→ Prompt
A word-for-word copy of the entries below is required.

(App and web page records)
-----

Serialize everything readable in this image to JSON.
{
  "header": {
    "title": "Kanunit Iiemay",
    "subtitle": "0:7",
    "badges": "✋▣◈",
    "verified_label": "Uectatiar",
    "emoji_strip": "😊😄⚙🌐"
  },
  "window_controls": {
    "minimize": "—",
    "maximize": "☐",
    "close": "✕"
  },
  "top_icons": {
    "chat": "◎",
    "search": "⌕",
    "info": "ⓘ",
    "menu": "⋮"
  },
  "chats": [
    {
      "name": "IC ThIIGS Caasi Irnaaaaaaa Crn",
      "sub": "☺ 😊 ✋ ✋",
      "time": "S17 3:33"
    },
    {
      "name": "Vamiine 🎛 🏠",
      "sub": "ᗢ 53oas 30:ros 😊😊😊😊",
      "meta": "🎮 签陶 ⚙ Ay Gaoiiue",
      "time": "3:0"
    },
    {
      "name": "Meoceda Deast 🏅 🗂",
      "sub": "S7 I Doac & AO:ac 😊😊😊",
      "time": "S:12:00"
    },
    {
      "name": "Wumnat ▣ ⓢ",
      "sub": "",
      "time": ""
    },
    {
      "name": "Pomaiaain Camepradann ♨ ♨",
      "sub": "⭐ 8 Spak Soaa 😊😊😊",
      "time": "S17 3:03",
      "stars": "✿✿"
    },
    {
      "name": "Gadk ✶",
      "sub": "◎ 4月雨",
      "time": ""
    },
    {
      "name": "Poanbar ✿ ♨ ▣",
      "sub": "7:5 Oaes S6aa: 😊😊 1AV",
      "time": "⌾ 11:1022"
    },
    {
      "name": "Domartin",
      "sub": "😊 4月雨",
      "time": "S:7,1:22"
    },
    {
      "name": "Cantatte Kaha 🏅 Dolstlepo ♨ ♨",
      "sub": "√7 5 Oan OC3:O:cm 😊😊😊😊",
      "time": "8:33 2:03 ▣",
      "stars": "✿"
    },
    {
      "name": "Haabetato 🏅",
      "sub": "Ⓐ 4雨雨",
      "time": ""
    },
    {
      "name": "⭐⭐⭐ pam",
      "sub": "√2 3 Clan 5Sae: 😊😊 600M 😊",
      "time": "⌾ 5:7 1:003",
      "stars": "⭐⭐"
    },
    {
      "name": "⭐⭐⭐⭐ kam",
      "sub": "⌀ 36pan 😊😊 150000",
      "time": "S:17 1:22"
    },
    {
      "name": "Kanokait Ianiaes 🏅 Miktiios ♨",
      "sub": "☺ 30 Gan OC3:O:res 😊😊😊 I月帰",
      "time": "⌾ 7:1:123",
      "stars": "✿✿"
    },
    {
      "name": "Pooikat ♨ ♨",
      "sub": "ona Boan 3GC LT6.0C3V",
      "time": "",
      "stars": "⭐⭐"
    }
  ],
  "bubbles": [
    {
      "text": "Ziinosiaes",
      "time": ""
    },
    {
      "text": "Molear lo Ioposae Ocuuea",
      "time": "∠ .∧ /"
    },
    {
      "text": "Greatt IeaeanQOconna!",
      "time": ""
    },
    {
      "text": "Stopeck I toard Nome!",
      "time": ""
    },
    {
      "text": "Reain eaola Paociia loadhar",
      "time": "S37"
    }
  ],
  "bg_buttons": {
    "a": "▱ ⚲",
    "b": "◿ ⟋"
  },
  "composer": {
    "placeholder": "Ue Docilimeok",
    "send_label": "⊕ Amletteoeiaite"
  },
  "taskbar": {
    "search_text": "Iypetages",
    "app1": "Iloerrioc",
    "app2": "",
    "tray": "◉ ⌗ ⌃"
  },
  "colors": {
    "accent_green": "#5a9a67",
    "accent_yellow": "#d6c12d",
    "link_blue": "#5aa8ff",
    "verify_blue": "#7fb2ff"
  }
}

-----

→ Solution below
Serialize everything readable in this image to JSON.
{
  "header": {
    "title": "Kanunit Iiemay",
    "subtitle": "0:7",
    "badges": "✋▣◈",
    "verified_label": "Uectatiar",
    "emoji_strip": "😊😄⚙🌐"
  },
  "window_controls": {
    "minimize": "—",
    "maximize": "☐",
    "close": "✕"
  },
  "top_icons": {
    "chat": "◎",
    "search": "⌕",
    "info": "ⓘ",
    "menu": "⋮"
  },
  "chats": [
    {
      "name": "IC ThIIGS Caasi Irnaaaaaaa Crn",
      "sub": "☺ 😊 ✋ ✋",
      "time": "S17 3:33"
    },
    {
      "name": "Vamiine 🎛 🏠",
      "sub": "ᗢ 53oas 30:ros 😊😊😊😊",
      "meta": "🎮 签陶 ⚙ Ay Gaoiiue",
      "time": "3:0"
    },
    {
      "name": "Meoceda Deast 🏅 🗂",
      "sub": "S7 I Doac & AO:ac 😊😊😊",
      "time": "S:12:00"
    },
    {
      "name": "Wumnat ▣ ⓢ",
      "sub": "",
      "time": ""
    },
    {
      "name": "Pomaiaain Camepradann ♨ ♨",
      "sub": "⭐ 8 Spak Soaa 😊😊😊",
      "time": "S17 3:03",
      "stars": "✿✿"
    },
    {
      "name": "Gadk ✶",
      "sub": "◎ 4月雨",
      "time": ""
    },
    {
      "name": "Poanbar ✿ ♨ ▣",
      "sub": "7:5 Oaes S6aa: 😊😊 1AV",
      "time": "⌾ 11:1022"
    },
    {
      "name": "Domartin",
      "sub": "😊 4月雨",
      "time": "S:7,1:22"
    },
    {
      "name": "Cantatte Kaha 🏅 Dolstlepo ♨ ♨",
      "sub": "√7 5 Oan OC3:O:cm 😊😊😊😊",
      "time": "8:33 2:03 ▣",
      "stars": "✿"
    },
    {
      "name": "Haabetato 🏅",
      "sub": "Ⓐ 4雨雨",
      "time": ""
    },
    {
      "name": "⭐⭐⭐ pam",
      "sub": "√2 3 Clan 5Sae: 😊😊 600M 😊",
      "time": "⌾ 5:7 1:003",
      "stars": "⭐⭐"
    },
    {
      "name": "⭐⭐⭐⭐ kam",
      "sub": "⌀ 36pan 😊😊 150000",
      "time": "S:17 1:22"
    },
    {
      "name": "Kanokait Ianiaes 🏅 Miktiios ♨",
      "sub": "☺ 30 Gan OC3:O:res 😊😊😊 I月帰",
      "time": "⌾ 7:1:123",
      "stars": "✿✿"
    },
    {
      "name": "Pooikat ♨ ♨",
      "sub": "ona Boan 3GC LT6.0C3V",
      "time": "",
      "stars": "⭐⭐"
    }
  ],
  "bubbles": [
    {
      "text": "Ziinosiaes",
      "time": ""
    },
    {
      "text": "Molear lo Ioposae Ocuuea",
      "time": "∠ .∧ /"
    },
    {
      "text": "Greatt IeaeanQOconna!",
      "time": ""
    },
    {
      "text": "Stopeck I toard Nome!",
      "time": ""
    },
    {
      "text": "Reain eaola Paociia loadhar",
      "time": "S37"
    }
  ],
  "bg_buttons": {
    "a": "▱ ⚲",
    "b": "◿ ⟋"
  },
  "composer": {
    "placeholder": "Ue Docilimeok",
    "send_label": "⊕ Amletteoeiaite"
  },
  "taskbar": {
    "search_text": "Iypetages",
    "app1": "Iloerrioc",
    "app2": "",
    "tray": "◉ ⌗ ⌃"
  },
  "colors": {
    "accent_green": "#5a9a67",
    "accent_yellow": "#d6c12d",
    "link_blue": "#5aa8ff",
    "verify_blue": "#7fb2ff"
  }
}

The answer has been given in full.